Required action
Please return every line below that contains the string "https".

Element data from apps and pages

□ □ □ □

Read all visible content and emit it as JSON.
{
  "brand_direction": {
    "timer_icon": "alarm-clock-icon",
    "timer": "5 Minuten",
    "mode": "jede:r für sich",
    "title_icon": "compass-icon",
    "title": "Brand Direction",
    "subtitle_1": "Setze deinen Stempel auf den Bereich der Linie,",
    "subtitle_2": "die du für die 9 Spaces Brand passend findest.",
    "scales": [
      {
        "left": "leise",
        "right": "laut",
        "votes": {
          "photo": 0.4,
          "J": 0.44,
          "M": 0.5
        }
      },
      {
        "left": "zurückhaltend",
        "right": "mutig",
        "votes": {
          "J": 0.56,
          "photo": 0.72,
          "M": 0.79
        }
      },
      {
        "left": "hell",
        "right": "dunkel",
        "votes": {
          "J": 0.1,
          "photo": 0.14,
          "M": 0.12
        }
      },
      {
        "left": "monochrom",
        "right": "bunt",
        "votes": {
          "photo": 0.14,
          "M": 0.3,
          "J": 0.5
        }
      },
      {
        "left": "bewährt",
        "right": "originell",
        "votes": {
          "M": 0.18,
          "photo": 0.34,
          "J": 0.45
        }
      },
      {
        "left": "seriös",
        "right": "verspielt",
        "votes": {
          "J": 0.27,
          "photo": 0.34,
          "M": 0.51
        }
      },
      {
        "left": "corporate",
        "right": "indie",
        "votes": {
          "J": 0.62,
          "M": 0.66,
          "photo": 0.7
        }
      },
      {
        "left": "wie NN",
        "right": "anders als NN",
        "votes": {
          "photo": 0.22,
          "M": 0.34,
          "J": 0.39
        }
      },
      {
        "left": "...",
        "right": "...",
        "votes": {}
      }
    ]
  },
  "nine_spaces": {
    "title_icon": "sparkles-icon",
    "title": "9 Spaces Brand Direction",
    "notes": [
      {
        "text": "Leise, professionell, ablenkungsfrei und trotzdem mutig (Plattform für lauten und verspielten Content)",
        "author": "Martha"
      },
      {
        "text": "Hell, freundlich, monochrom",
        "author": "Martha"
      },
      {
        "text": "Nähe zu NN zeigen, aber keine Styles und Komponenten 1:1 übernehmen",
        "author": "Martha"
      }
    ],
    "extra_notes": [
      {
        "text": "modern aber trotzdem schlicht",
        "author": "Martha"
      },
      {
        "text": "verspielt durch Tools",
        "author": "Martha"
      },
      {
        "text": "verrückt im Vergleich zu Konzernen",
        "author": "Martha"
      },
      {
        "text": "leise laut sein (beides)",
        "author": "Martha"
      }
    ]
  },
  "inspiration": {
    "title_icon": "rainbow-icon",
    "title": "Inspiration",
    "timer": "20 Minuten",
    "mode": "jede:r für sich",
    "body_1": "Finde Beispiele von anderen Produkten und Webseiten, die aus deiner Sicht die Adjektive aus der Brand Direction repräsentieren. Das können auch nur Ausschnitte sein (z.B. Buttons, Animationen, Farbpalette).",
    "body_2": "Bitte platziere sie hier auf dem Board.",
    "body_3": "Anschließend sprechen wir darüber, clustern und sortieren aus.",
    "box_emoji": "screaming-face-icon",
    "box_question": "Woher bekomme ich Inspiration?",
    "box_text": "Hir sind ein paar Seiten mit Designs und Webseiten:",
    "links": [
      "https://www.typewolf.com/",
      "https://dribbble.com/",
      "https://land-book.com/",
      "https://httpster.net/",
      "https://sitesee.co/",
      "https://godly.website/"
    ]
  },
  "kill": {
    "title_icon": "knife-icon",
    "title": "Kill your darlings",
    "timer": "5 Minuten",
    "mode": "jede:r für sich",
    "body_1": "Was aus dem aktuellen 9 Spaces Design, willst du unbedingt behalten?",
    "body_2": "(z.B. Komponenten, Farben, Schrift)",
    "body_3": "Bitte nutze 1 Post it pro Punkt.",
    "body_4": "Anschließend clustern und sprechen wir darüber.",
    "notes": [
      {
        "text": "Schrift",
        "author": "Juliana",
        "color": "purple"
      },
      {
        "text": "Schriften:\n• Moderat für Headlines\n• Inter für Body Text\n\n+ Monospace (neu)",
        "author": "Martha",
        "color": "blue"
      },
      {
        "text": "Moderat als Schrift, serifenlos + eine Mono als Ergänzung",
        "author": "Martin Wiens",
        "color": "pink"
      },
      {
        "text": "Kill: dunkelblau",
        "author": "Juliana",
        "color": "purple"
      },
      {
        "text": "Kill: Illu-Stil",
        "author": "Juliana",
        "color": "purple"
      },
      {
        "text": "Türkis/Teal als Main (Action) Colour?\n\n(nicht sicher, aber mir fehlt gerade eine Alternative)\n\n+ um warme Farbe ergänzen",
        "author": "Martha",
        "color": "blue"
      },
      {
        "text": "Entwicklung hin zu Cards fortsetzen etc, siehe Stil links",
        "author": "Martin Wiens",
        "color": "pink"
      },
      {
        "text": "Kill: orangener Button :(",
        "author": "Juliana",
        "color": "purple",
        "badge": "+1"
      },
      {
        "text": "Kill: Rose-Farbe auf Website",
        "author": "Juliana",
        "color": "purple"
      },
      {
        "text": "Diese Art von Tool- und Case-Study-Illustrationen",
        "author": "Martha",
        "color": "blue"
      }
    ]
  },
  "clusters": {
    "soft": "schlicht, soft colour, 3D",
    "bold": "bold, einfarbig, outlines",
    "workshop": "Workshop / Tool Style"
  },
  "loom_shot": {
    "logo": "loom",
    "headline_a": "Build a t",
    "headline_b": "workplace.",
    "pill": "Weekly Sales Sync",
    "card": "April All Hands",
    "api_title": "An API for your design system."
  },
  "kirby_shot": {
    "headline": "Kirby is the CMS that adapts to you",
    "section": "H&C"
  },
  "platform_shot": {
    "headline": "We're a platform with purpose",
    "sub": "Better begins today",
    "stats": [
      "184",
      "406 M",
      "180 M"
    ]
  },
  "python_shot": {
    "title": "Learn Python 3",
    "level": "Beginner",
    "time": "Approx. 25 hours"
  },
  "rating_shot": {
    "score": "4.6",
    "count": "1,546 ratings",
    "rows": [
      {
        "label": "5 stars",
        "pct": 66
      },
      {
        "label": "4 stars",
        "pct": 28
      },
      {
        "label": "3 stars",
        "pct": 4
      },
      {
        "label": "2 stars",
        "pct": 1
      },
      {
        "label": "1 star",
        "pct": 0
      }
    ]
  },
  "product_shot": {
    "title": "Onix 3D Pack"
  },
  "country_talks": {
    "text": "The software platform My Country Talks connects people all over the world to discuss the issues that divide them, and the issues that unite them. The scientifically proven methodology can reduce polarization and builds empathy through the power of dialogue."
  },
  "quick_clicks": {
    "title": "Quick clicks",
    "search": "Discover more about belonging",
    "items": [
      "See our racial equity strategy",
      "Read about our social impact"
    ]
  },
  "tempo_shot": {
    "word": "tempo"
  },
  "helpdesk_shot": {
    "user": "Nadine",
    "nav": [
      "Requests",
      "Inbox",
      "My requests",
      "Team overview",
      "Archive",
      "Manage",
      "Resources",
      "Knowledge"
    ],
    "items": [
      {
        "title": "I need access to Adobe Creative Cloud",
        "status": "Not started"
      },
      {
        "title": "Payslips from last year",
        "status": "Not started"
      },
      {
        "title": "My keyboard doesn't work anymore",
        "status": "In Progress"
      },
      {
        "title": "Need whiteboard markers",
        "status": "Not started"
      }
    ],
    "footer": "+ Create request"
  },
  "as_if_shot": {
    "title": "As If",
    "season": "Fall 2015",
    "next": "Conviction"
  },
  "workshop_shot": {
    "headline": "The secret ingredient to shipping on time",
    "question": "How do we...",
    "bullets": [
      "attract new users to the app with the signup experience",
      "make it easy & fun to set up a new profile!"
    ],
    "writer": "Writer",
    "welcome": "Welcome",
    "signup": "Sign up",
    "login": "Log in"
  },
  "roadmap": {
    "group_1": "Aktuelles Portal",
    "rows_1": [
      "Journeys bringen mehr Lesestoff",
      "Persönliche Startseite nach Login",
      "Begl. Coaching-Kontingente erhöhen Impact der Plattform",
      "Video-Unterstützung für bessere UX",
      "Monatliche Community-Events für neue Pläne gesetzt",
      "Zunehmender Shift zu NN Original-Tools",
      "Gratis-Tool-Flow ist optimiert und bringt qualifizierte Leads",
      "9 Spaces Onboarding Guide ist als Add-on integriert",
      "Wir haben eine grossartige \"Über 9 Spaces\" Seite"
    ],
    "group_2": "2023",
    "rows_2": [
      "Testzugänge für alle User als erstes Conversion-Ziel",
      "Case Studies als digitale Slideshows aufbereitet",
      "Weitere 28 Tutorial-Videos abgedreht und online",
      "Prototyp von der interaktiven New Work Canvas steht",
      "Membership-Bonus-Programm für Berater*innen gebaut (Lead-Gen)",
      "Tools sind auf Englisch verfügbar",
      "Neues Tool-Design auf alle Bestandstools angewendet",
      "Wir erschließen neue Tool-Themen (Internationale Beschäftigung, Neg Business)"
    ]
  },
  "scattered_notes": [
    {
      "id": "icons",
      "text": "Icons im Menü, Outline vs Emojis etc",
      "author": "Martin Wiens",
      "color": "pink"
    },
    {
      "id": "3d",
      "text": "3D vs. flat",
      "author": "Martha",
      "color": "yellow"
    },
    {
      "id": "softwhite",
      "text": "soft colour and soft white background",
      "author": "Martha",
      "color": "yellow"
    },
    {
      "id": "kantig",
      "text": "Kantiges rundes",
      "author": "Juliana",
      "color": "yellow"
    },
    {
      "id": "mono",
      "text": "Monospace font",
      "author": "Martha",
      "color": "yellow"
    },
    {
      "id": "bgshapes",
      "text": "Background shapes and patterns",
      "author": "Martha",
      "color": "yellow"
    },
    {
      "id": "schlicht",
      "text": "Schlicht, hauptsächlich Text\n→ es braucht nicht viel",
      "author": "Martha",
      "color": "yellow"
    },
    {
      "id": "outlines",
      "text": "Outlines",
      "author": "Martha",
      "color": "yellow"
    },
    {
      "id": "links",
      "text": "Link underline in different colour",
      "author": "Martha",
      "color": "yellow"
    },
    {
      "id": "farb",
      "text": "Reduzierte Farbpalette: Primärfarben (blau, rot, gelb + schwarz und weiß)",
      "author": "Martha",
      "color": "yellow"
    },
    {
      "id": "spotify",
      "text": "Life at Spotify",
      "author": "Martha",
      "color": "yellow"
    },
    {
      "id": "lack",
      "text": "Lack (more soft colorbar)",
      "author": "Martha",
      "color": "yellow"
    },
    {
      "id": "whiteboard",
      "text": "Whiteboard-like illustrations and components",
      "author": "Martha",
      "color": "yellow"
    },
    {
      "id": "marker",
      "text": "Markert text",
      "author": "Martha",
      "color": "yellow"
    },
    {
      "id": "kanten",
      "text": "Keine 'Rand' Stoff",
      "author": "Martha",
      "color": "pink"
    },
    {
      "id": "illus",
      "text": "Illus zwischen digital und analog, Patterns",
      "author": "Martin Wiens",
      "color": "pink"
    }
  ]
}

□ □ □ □

Answer for this exercise
      "https://www.typewolf.com/",
      "https://dribbble.com/",
      "https://land-book.com/",
      "https://httpster.net/",
      "https://sitesee.co/",
      "https://godly.website/"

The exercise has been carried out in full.